The Field Museum
Across its nine acres of floor space, the Field showcases giant robot wolf spiders, 23 Egyptian mummies, and the biggest Tyrannosaurus rex fossil ever dug up, in one of the broadest arrays of natural wonders under one roof. The collection of dioramas hold a dizzying array of species, from African lions and giraffes to Arctic penguins and polar bears, and it's a favorite childhood fantasy to slip inside one of the magical timeless worlds. Kids 12 and under can dress up like animals, dig up dinosaur bones, and explore a pueblo home at the Crown Family PlayLab. Friday nights from mid-January to mid-June, the museum hosts sleepovers, where children 6 to 12 and their parents can sleep right next to the dinosaurs (the 2012 nights are sold out, so book early for 2013). Talk about a dream vacation.
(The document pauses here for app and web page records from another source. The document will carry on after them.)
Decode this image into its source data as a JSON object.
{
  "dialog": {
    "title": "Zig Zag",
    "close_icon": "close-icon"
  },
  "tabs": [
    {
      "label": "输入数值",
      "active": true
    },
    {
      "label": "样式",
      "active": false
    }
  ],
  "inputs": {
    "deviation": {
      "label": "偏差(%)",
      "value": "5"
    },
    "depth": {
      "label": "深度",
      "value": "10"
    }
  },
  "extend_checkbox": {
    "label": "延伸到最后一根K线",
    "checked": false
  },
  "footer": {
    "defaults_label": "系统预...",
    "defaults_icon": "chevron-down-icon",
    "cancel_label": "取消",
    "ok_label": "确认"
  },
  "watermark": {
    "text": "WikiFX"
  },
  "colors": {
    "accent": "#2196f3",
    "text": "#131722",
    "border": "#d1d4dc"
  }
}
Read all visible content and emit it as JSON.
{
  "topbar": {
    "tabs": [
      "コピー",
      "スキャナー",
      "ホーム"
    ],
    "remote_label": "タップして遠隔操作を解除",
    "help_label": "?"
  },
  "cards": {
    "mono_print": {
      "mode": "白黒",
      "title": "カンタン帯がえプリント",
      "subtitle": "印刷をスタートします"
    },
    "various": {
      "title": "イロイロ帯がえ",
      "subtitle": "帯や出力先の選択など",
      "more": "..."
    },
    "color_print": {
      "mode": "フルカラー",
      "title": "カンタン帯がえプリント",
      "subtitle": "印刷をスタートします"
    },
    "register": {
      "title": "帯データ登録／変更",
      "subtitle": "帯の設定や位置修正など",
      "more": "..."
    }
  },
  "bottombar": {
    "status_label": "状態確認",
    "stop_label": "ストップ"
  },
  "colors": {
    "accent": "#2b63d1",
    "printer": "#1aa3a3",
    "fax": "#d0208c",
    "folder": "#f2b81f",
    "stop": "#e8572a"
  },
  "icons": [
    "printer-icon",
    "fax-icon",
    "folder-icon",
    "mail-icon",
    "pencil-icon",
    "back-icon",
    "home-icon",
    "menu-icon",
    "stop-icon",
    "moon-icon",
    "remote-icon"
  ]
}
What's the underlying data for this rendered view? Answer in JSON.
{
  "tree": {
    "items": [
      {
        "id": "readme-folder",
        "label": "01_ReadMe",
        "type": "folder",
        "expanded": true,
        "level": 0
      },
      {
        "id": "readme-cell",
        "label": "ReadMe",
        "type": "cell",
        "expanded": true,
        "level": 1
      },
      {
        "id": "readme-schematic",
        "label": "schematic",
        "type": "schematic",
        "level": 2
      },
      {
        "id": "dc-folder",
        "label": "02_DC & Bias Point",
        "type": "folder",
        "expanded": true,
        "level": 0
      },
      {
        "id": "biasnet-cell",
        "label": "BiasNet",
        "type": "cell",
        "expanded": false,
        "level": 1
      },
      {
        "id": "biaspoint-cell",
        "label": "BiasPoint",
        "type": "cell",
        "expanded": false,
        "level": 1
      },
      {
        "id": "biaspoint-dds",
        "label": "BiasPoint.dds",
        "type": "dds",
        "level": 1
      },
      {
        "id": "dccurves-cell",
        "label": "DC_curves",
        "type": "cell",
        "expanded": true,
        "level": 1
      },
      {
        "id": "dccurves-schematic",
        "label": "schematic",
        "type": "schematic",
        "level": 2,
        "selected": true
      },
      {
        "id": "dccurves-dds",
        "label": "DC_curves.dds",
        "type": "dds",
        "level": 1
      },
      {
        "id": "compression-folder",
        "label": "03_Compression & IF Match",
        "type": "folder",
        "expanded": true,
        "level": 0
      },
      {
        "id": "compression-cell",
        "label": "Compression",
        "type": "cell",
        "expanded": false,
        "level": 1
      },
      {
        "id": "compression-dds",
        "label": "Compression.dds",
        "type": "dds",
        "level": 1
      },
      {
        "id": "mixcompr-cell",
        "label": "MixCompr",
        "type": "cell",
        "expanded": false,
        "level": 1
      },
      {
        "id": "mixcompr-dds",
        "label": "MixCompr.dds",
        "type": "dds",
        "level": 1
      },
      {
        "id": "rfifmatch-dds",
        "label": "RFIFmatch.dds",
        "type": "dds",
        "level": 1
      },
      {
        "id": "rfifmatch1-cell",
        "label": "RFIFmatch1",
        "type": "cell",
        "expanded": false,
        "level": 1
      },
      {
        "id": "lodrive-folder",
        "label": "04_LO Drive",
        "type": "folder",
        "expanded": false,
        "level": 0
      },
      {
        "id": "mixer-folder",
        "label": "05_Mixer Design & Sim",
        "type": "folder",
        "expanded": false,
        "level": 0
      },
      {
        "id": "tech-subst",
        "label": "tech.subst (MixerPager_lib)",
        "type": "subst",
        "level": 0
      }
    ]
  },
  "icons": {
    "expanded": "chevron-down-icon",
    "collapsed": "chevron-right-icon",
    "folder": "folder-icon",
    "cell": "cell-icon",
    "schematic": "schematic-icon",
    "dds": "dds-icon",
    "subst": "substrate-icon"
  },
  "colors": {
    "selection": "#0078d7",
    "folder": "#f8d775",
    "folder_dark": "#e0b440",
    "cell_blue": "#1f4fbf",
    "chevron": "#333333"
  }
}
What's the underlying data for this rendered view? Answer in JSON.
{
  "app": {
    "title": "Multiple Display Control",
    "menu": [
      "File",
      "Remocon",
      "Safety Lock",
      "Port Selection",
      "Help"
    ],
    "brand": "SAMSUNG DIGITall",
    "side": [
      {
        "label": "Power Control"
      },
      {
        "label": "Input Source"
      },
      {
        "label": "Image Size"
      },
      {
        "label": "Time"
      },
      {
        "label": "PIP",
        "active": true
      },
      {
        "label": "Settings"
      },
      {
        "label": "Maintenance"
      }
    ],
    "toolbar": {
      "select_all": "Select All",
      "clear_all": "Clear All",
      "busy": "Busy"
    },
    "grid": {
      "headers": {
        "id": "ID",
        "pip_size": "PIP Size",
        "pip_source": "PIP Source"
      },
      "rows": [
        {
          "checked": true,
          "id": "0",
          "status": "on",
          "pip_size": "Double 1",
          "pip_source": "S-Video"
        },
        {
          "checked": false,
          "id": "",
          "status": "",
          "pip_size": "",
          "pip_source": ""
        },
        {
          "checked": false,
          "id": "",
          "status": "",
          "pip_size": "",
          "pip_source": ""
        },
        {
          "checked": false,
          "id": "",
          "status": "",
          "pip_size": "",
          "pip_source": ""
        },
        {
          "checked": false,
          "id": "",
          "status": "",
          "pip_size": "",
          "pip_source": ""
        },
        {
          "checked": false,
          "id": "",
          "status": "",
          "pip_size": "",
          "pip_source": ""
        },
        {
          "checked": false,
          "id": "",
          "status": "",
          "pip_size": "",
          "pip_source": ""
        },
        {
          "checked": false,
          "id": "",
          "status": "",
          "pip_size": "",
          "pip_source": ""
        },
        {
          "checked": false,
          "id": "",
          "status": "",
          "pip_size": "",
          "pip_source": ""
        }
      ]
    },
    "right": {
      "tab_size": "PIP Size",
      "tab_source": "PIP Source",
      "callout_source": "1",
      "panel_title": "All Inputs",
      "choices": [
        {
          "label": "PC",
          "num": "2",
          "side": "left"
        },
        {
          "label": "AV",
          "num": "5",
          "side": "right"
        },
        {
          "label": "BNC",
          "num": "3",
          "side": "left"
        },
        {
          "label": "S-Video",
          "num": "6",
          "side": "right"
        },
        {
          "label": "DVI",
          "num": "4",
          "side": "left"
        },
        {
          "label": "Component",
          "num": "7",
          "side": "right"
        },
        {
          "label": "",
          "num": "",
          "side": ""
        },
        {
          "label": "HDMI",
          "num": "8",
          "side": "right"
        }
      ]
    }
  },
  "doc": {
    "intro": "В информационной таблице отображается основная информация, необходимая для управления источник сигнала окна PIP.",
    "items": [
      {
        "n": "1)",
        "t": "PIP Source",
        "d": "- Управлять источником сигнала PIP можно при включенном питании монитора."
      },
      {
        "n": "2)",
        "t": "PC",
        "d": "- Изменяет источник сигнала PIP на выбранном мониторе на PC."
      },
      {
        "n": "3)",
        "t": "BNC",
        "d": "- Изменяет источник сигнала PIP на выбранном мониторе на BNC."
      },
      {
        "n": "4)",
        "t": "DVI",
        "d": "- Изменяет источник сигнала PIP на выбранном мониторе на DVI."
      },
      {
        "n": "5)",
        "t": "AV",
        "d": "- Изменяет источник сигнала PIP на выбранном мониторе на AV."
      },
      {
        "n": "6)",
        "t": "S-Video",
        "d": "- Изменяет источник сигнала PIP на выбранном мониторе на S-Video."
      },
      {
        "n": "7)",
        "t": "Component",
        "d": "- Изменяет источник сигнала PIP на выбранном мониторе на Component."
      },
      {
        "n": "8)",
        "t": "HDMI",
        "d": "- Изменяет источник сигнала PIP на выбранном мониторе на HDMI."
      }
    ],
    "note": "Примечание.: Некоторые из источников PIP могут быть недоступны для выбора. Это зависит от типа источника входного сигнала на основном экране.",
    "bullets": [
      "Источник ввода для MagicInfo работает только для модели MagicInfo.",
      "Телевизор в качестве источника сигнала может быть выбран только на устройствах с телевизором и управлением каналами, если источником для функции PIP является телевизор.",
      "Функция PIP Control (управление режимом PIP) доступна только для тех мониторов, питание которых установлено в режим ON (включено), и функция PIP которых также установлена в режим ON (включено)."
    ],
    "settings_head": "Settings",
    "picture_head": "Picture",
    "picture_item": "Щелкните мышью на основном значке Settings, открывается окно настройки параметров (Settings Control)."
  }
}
See more photos of the places.
SeaWorld San Antonio
San Antonio, Texas
SeaWorld's Texas outpost garnered the most votes of all the theme parks in our poll. We assume that the combination of roller coasters and flume rides with beluga whales, sharks, stingrays, sea lions, and a host of other aquatic animals gave it an edge. There are many hands-on programs, putting visitors up close and personal with some of the park's inhabitants (including a behind-the-scenes tour with the penguins). In May 2012, the new water park Aquatica will open with a set of educational thrill rides; expect rafts sailing through grottos with stingrays and a "zero gravity" area that simulates weightlessness. Other new attractions include Sesame Street Bay of Play (opened in 2011), a three-acre space with educational activities for young children, and the animal encounter show "One Ocean" in which orcas and trainers illustrate educational lessons about the fragility of the environment.
Hawaii Volcanoes National Park
Watching an actual volcano in action is a far cry from the baking soda science experiments kids do at school. At this Hawaiian park, visitors watch—at a safe distance—as hot lava spills into the Pacific, where it bursts into particles later pulverized by the waves into black sand. The park is home to two of the world's most active volcanoes, and rangers will bring you down into the lava tubes (subterranean caverns formed by hardened molten rock) and maybe even play you a tune on a ohe hano ihu, aka the Hawaiian nose flute. Says reader Angela: The surreal black landscape is "one of the few places in the world where your kids can stand on earth that is younger than they are."